The coming year is likely to be a very significant one for law and technology. As the year unfolds, here are 14 questions (along with possible answers) that will go a long way to determining the path of Canadian technology law policy.
1. Will the government finally unveil a national digital strategy?
The long-promised national digital strategy could become a reality in 2014 after years of inaction. Industry Minister James Moore is on the verge of clearing out the lingering policy issues he inherited and may be ready to set his own path on a digital strategy.
2. Will the wireless spectrum auction be judged a failure?

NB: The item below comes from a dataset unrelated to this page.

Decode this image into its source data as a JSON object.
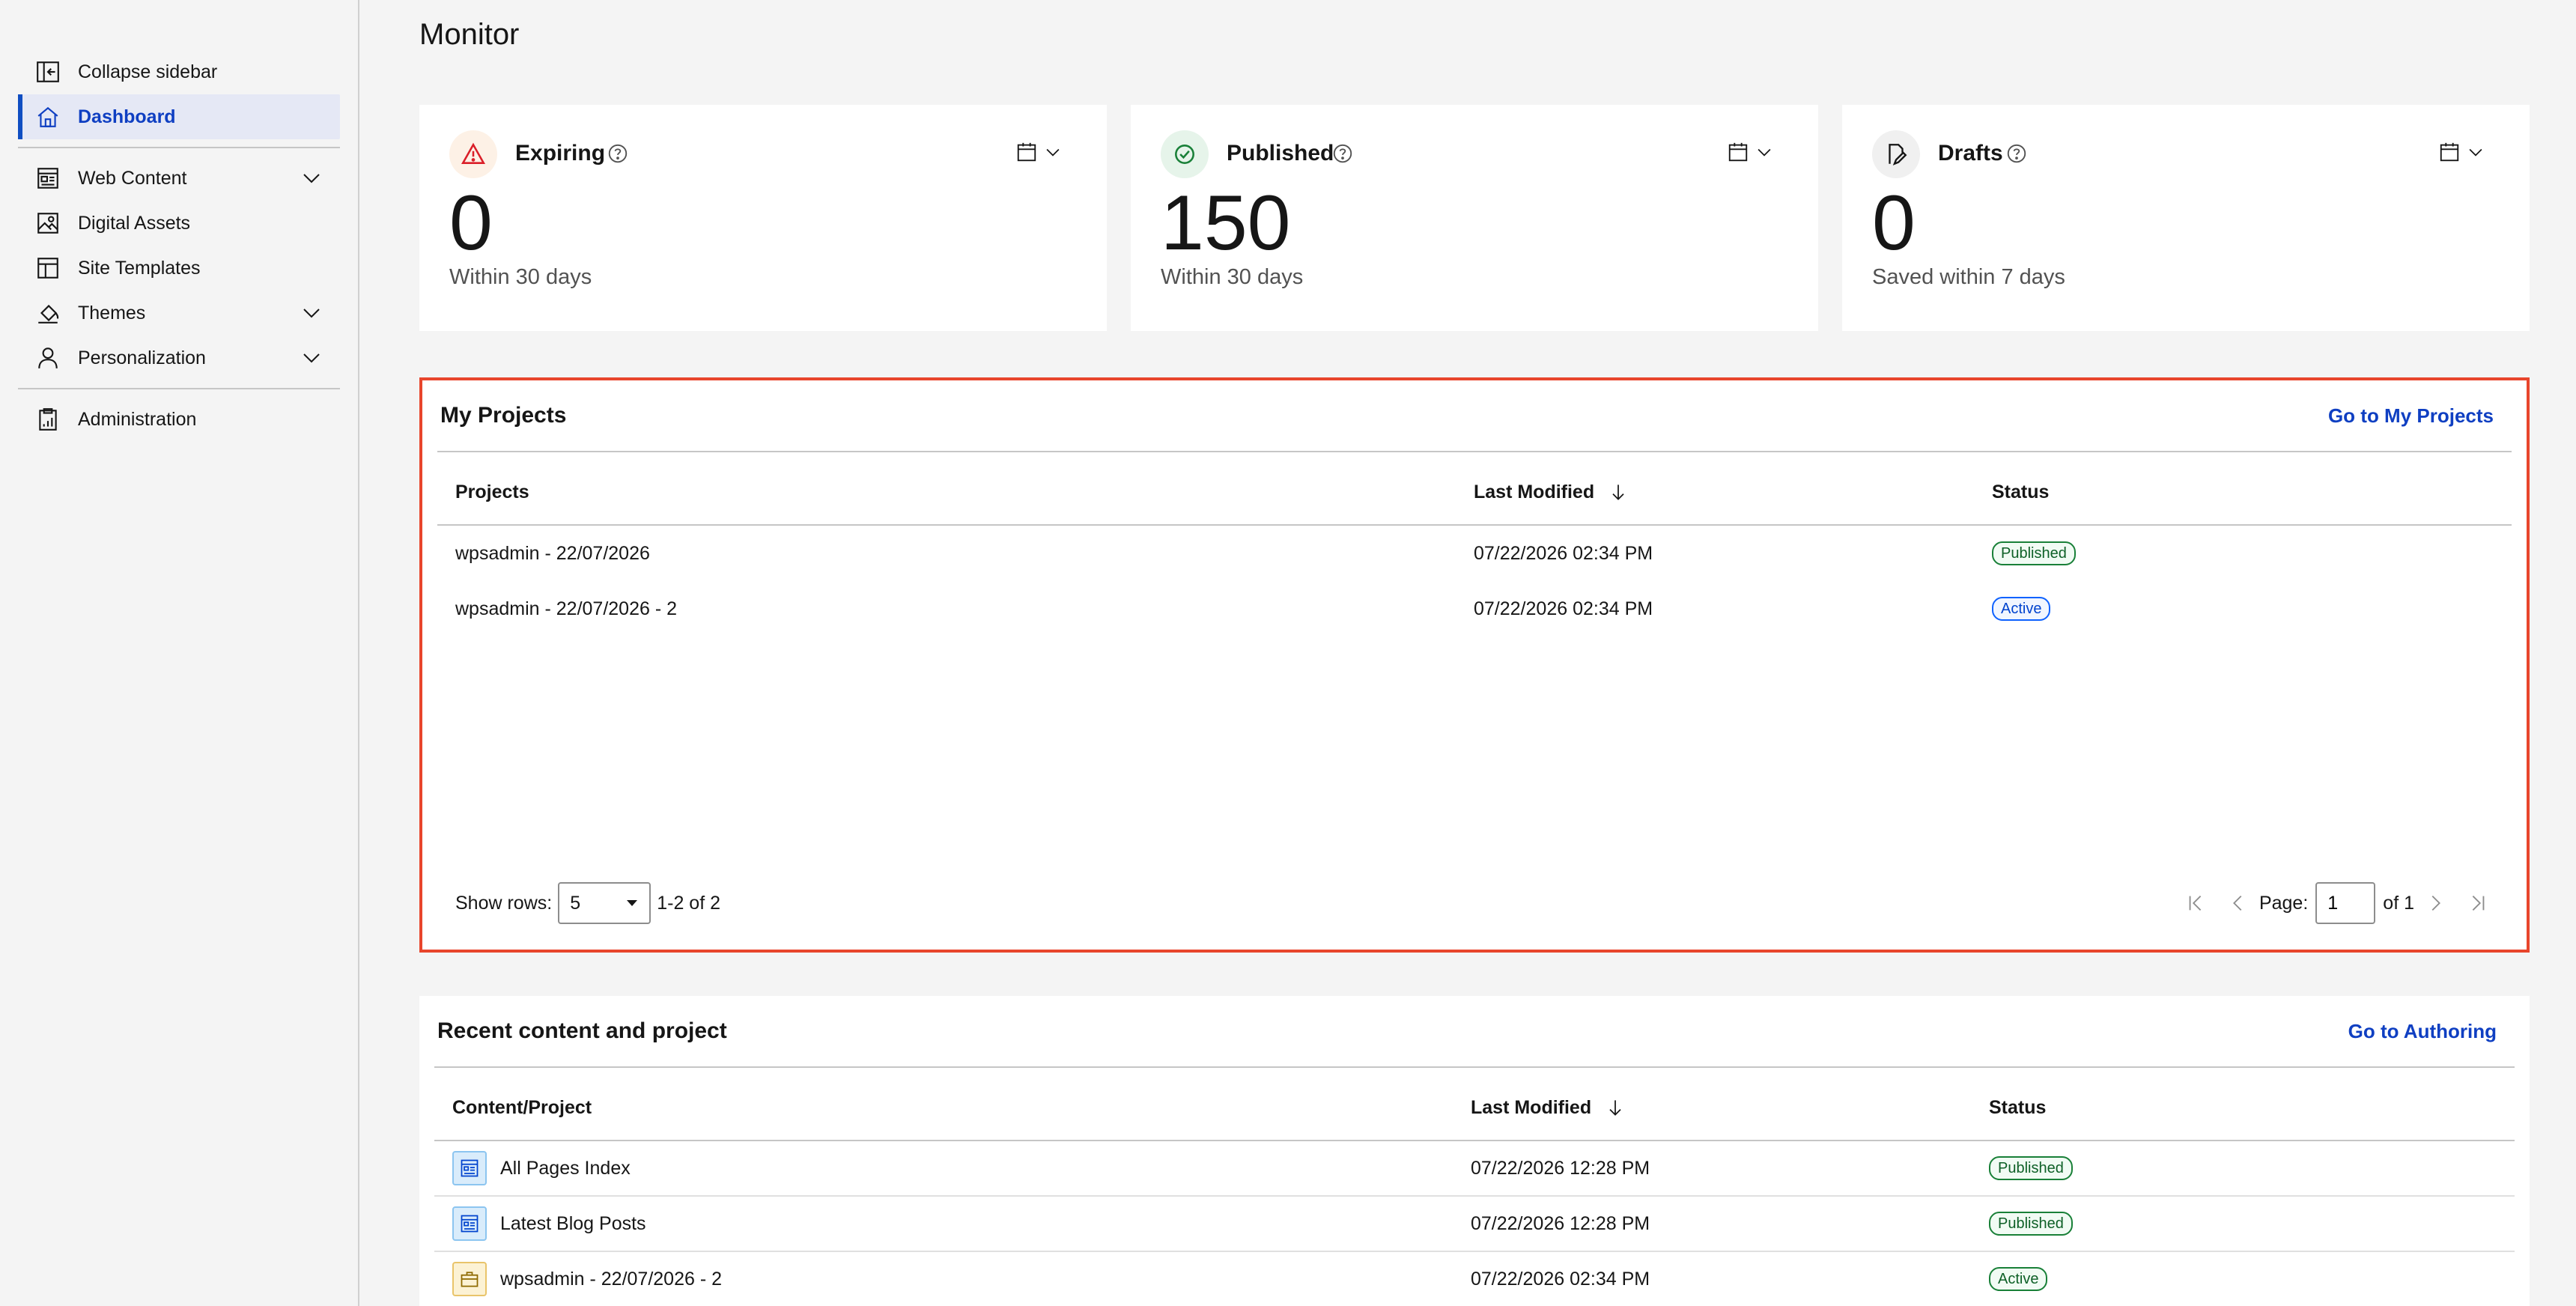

The contentious wireless spectrum auction should take place early in 2014, but with few, if any, new competitors, the auction seems destined to do little more than entrench the status quo.
3. Whose roaming regulations will come first: the government’s or CRTC’s?
Both the government and the CRTC have embarked on domestic wireless roaming initiatives that should come to fruition in 2014. The government plans to amend the law to address wholesale roaming pricing that hurts smaller players, while the CRTC is engaged in a fact-finding exercise on roaming that could lead to new regulations.
4. What else will the government do to address wireless competition?
With the government spending millions to promote the competitive shortcomings of the Canadian wireless market, addressing roaming pricing is likely only the start with the possibility of a fully regulated wholesale market that could facilitate more competition.
5. Who will be the next Privacy Commissioner of Canada?
The search is currently underway for the next Privacy Commissioner of Canada. Given the privacy reform delays and the mounting concern over surveillance, the next commissioner will immediately be placed on the hotseat.
6. Will the Snowden surveillance revelations reverberate in Canada?
Public concern over ubiquitous surveillance has mounted in recent months with the steady stream of Snowden leaks. The Canadian government has said little to date, but silence may not be an option for much longer should there be further disclosures about Canadian involvement in global surveillance activities.
7. How will the government handle Bill C-13, the lawful access bill?
The return of lawful access legislation – now framed as a cyber-bullying bill – has met with criticism from all sides of the political spectrum. The government may seek to diffuse the concern by sending the bill to committee for review after first reading, thereby signaling its willingness to entertain amendments.
8. How will the government unbundle television channels?
The government’s commitment to a pick-and-pay model for cable and satellite television services will emerge as a hot issue in the coming year with some broadcast distributers opposing the pro-consumer plan. While there is little doubt the government will stick with the policy, there is no clear-cut implementation plan.
9. What policy changes will result from the CRTC’s television “conversation”?
The CRTC has embarked on a national conversation on television, but the outcome remains unknown. Removal of foreign investment restrictions and simultaneous substitution policies are possible changes that would shake up in the market.
10. How will Alberta fix its privacy law?
The Supreme Court of Canada has given Alberta one year to amend its privacy law, which it recently ruled is unconstitutional. The Alberta reforms may serve as a model for other provinces and the federal law.
11. What is the future of the Trans Pacific Partnership (TPP)?
Canada’s participation in the TPP negotiations could have major ramifications for domestic intellectual property and e-commerce law. The TPP talks stalled late last year, but U.S. pressure to conclude a deal could soon lead to dramatic changes to Canadian law.
12. What is in the fine print of the Canada – European Union trade deal?
The Canada – EU trade agreement negotiations may have concluded, but the actual text remains a secret. Its release this year will finally allow for detailed analysis of costs and benefits of the proposed agreement.
13. Will Eli Lilly terminate its $500 million lawsuit against Canada?
Eli Lilly, which is suing the federal government for $500 million due to two invalidated patents, seems to hope that the threat of litigation will generate momentum for patent law reform. There is no sign that the government will cave to the pressure.
14. Will the federal court order TekSavvy to disclose the identity of thousands of subscribers?
The biggest current copyright case before the courts is the attempt to force TekSavvy, a leading independent Internet provider, to disclose the identity of thousands of subscribers accused of unauthorized downloading. Depending on the outcome, the decision could open the door to copycat litigation.
Michael Geist holds the Canada Research Chair in Internet and E-commerce Law at the University of Ottawa, Faculty of Law. He can reached at firstname.lastname@example.org or online at www.michaelgeist.ca.